As I walk inside, the scent of anti-bacteria and cleaning chemicals brings back memories of visiting my wife Betty at hospital every single day, while she was living her last moments.
Unfamiliar faces in a place where the location is unknown, makes me to feel uncomfortable with butterflies floating in my stomach, as I realise the difference of the solid white tiles to my soft and superior carpet. A man blankly looks at me and utters “you won’t be in here for long!” I ponder the meaning of that remark whilst fading in and out of conversation with the manager, due to one of my hearing aids being buggered.
The manager says “here is a list of our meals for the week and if you have any queries you can call me on this number”. My son Peter, his son James and I are then taken on a very slow tour through the facility due to my slow and exasperating shuffle. I say to the manager “sorry my body just doesn’t function like it used to.” He chortles and replies, “That’s alright, you are doing just fine mate and we can look after you better than you’d think.” I quickly respond “oh you won’t have to, because I am just staying for the weekend while my house gets painted.” Peter interrupts and says, “Lets just see how it goes Dad.”
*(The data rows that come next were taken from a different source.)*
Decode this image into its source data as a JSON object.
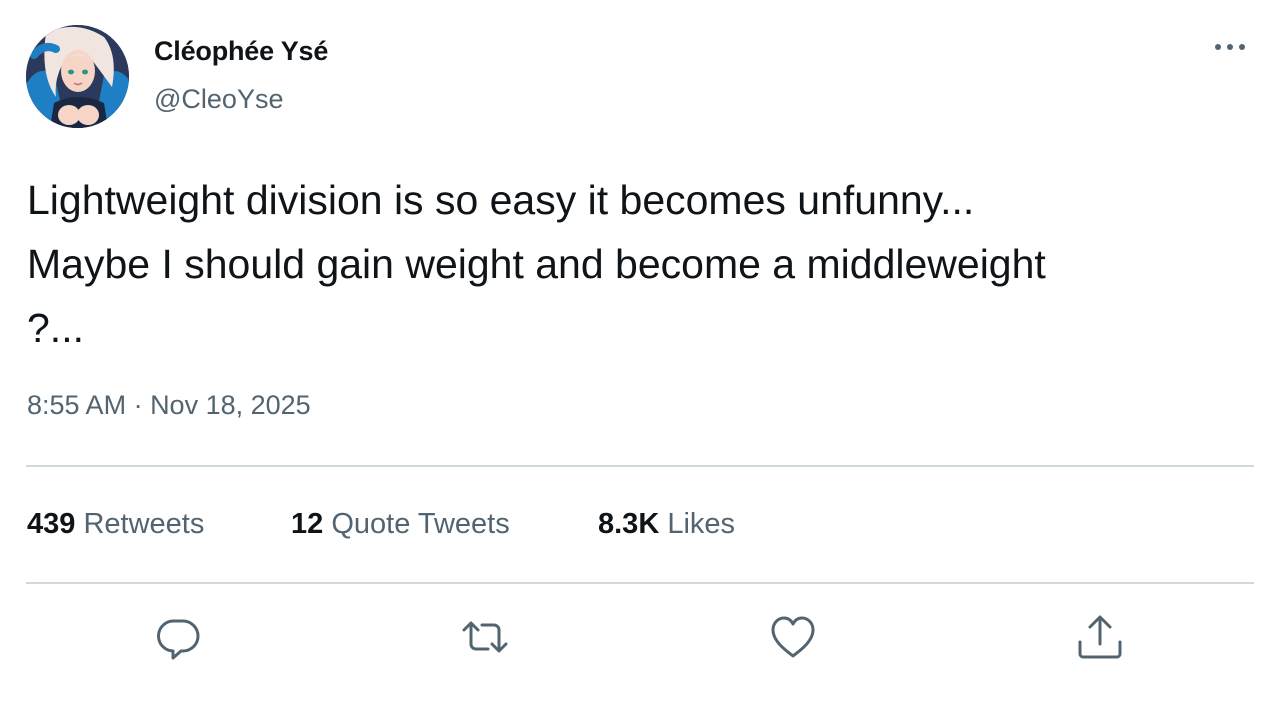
{
  "author": {
    "display_name": "Cléophée Ysé",
    "handle": "@CleoYse",
    "avatar_icon": "user-avatar-illustration"
  },
  "tweet": {
    "lines": [
      "Lightweight division is so easy it becomes unfunny...",
      "Maybe I should gain weight and become a middleweight",
      "?..."
    ],
    "time": "8:55 AM",
    "separator": " · ",
    "date": "Nov 18, 2025"
  },
  "stats": {
    "retweets": {
      "count": "439",
      "label": "Retweets"
    },
    "quotes": {
      "count": "12",
      "label": "Quote Tweets"
    },
    "likes": {
      "count": "8.3K",
      "label": "Likes"
    }
  },
  "actions": [
    "reply-icon",
    "retweet-icon",
    "like-icon",
    "share-icon"
  ],
  "colors": {
    "text_primary": "#0f1419",
    "text_secondary": "#536471",
    "divider": "#cfd9de",
    "background": "#ffffff"
  }
}
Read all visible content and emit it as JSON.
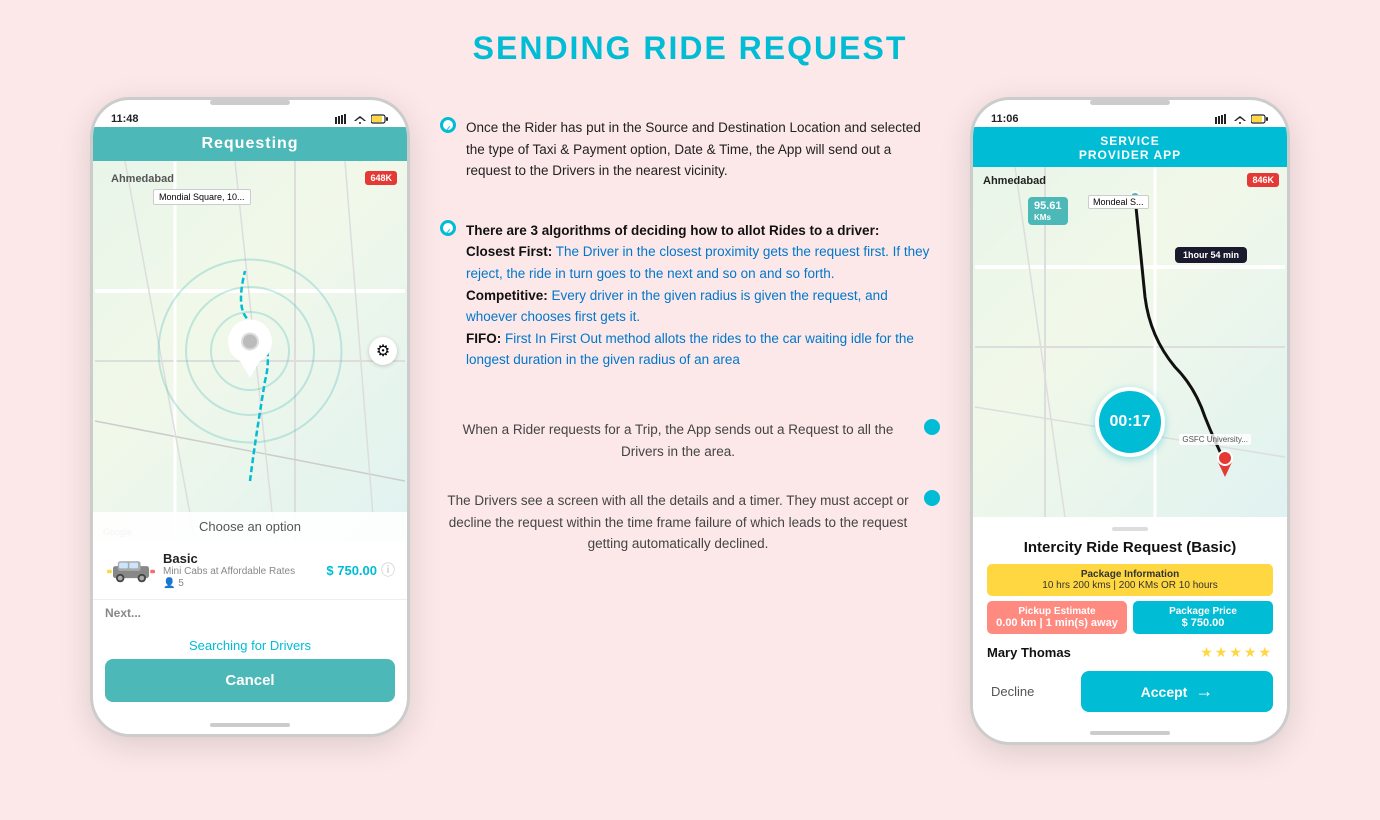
{
  "page": {
    "title": "SENDING RIDE REQUEST",
    "bg_color": "#fce8e8"
  },
  "left_phone": {
    "status_bar": {
      "time": "11:48",
      "icons": "▲ ≡ ⚡"
    },
    "header": "Requesting",
    "map": {
      "city_label": "Ahmedabad",
      "badge": "648K",
      "choose_option": "Choose an option"
    },
    "car_option": {
      "name": "Basic",
      "desc": "Mini Cabs at Affordable Rates",
      "people": "5",
      "price": "$ 750.00"
    },
    "searching_text": "Searching for Drivers",
    "cancel_button": "Cancel"
  },
  "middle": {
    "bullet1": "Once the Rider has put in the Source and Destination Location and selected the type of Taxi & Payment option, Date & Time, the App will send out a request to the Drivers in the nearest vicinity.",
    "bullet2_intro": "There are 3 algorithms of deciding how to allot Rides to a driver:",
    "bullet2_closest_label": "Closest First:",
    "bullet2_closest": " The Driver in the closest proximity gets the request first. If they reject, the ride in turn goes to the next and so on and so forth.",
    "bullet2_competitive_label": "Competitive:",
    "bullet2_competitive": " Every driver in the given radius is given the request, and whoever chooses first gets it.",
    "bullet2_fifo_label": "FIFO:",
    "bullet2_fifo": " First In First Out method allots the rides to the car waiting idle for the longest duration in the given radius of an area",
    "center1": "When a Rider requests for a Trip, the App sends out a Request to all the Drivers in the area.",
    "center2": "The Drivers see a screen with all the details and a timer. They must accept or decline the request within the time frame failure of which leads to the request getting automatically declined."
  },
  "right_phone": {
    "status_bar": {
      "time": "11:06",
      "icons": "▲ ≡ ⚡"
    },
    "header": {
      "line1": "SERVICE",
      "line2": "PROVIDER APP"
    },
    "map": {
      "city_label": "Ahmedabad",
      "badge": "846K",
      "distance_badge": "95.61\nKMs",
      "mondeal_label": "Mondeal S...",
      "time_badge": "1hour 54 min",
      "gsfc_label": "GSFC University...",
      "timer": "00:17"
    },
    "ride_card": {
      "title": "Intercity Ride Request (Basic)",
      "pkg_label": "Package Information",
      "pkg_value": "10 hrs 200 kms  |  200 KMs OR 10 hours",
      "pickup_label": "Pickup Estimate",
      "pickup_value": "0.00 km  |  1 min(s) away",
      "price_label": "Package Price",
      "price_value": "$ 750.00",
      "user_name": "Mary Thomas",
      "stars": "★★★★★",
      "decline_button": "Decline",
      "accept_button": "Accept"
    }
  }
}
The manager then shows us to the room I will be staying in, and I excuse myself to go to the bathroom before I get a chance to have a look inside. When I get back, I recognise a boy that I used to teach. “ I have seen you on the buses! Do you catch the buses?” The boy becomes speechless and displays a very numb and perplexed look on his face. Struggling to find words, my Son steps in and says “Come on Dad this is James your Grandson...Look! You know him right?” I quickly interject “oh yes I was kidding.”
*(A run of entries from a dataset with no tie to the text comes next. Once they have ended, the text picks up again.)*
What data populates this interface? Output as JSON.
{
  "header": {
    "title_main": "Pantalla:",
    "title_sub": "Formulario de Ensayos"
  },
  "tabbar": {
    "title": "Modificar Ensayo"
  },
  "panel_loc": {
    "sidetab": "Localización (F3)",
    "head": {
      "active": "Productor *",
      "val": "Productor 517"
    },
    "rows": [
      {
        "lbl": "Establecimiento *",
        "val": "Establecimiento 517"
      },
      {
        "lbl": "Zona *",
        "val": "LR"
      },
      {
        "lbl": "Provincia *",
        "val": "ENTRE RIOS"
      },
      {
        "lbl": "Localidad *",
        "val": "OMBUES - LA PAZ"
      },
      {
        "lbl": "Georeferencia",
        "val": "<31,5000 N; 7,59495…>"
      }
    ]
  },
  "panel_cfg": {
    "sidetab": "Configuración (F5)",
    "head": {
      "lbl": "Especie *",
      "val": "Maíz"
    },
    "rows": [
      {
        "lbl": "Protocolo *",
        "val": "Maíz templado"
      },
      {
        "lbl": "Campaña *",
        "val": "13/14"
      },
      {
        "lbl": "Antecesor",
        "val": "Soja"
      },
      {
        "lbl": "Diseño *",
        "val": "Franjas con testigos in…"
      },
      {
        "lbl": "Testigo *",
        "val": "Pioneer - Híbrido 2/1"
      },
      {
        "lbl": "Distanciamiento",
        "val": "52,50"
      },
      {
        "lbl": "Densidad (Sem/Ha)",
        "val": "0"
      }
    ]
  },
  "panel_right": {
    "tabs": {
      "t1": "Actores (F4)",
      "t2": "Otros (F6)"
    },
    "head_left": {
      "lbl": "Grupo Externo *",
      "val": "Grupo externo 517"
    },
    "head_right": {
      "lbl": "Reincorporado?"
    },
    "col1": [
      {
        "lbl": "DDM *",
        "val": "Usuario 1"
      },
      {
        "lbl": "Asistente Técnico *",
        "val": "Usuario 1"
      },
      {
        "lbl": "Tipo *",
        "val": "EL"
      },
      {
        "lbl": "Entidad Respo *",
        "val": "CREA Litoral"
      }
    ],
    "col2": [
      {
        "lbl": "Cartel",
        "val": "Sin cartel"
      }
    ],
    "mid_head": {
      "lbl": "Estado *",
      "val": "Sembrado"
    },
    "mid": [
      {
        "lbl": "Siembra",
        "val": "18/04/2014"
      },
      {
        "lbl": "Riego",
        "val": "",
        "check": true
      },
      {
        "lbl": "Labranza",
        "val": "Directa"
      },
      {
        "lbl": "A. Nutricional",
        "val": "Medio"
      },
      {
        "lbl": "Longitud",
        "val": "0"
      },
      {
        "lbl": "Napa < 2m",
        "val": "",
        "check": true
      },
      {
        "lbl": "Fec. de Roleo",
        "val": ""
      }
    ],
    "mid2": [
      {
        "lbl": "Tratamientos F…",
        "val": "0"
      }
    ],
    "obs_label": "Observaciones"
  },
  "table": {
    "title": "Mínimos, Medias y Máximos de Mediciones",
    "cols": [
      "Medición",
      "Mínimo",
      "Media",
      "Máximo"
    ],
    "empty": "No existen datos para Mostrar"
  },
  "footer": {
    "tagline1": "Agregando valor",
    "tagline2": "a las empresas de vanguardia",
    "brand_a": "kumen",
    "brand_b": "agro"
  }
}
Lately, little things have become hard to remember but it’s just a part of getting old. Peter tried to take me to get tested for Alzheimer’s disease but I don’t have that, it’s just a bit of short-term memory loss. “Okay I guess we’d better head off ‘James’, we will be in contact Dad” I say goodbye to Peter and his son whilst I try thinking of his name. After they leave, the dull and insipid corridors all look the same. Trapped in the centre I attempt to recognise objects I have walked past. I can’t remember. I feel trepidation at the thought of forgetting who I am along with my purpose. I lay awake at night not knowing if tomorrow’s day will all be elusive.
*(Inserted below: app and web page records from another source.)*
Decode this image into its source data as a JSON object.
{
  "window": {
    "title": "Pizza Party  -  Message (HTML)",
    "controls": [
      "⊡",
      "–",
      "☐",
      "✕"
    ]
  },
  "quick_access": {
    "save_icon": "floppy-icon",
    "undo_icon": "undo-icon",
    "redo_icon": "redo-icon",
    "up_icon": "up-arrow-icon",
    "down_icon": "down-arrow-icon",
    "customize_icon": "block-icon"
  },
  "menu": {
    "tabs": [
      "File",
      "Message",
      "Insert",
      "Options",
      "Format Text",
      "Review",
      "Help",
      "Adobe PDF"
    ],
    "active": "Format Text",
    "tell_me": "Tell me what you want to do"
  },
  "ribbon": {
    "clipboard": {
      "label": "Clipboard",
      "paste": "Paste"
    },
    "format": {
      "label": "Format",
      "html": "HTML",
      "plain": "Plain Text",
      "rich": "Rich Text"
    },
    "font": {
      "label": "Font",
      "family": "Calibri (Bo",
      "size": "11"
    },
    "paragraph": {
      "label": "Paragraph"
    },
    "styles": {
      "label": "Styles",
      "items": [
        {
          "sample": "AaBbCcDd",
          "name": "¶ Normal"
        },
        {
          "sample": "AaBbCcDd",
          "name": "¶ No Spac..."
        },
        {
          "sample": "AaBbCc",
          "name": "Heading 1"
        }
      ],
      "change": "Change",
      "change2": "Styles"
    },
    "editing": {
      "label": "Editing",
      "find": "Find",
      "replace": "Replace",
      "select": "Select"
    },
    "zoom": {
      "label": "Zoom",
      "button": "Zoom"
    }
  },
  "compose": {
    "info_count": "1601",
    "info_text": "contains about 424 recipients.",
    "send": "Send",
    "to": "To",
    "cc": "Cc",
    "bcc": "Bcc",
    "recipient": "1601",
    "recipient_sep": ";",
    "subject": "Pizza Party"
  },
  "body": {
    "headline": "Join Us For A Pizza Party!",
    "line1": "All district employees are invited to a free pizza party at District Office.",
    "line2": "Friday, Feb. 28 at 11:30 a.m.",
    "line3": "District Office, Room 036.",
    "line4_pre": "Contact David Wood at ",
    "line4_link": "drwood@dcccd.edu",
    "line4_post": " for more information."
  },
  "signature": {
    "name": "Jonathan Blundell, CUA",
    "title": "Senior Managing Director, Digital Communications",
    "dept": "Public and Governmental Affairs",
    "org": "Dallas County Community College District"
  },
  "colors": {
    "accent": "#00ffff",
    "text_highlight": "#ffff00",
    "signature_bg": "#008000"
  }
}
I am woken up at 10:00am and served breakfast. The lady gives me a brochure, “we have some activities on every day and chess is on today at 12:00 if you would like to join us. I woke up feeling like trying something new. Even though chess is as boring as watching paint dry, I decided I would go. I walk down the hall and find the room packed with tables and chessboards. I spot a man that looks very similar to an old friend of mine. He looks at me and nods whilst smiling. I decide to go sit down with him and partake in a dreaded chess game. His name